Eugenia South, MD, MSPH
As more health systems continue shifting from fee-for-service to fee-for value models, addressing social determinants of health has been increasingly important. In the value-based care model, providers need to care for the overall well-being of their patients.
Eugenia South, MD, MSHP, an emergency medicine physician, said in a recent interview with HCPLive® that prescribing nature might physically, mentally, and emotionally benefit patients.
The problem is that nature is not looked at as often as other social determinants of health such as homelessness, food insecurity, and education.
“I think it’s multifactorial,” South said as a reason why nature is often overlooked.

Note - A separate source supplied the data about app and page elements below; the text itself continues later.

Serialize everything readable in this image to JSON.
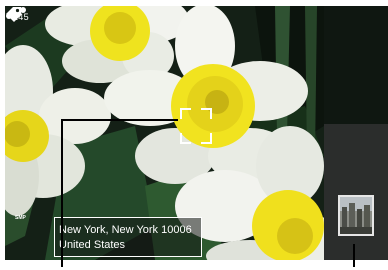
{
  "viewfinder": {
    "shot_count": "245",
    "location": {
      "line1": "New York, New York 10006",
      "line2": "United States"
    },
    "smp_label": "SMP"
  },
  "icons": {
    "focus": "focus-frame-icon",
    "tag": "tag-icon",
    "geotag_dots": "dots-icon",
    "thumbnail": "gallery-thumbnail-icon"
  },
  "colors": {
    "overlay_text": "#ffffff",
    "petal": "#eef0e8",
    "corona": "#f2e21c",
    "foliage": "#1f3a22"
  }
}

South believes it may be harder to change how people interact with their environment or to change the physical environment itself.
Providers do not learn about nature in medical school, either.
“It’s just not a standard way of doing things,” South said. “There’s an inertia to get over that.”
Still, nature is not a cure-all and it is very important to address all social determinants. Some patients might have specific and immediate needs that need to be focused on rather than addressing nature right away.
To hear from South, watch the video clip below.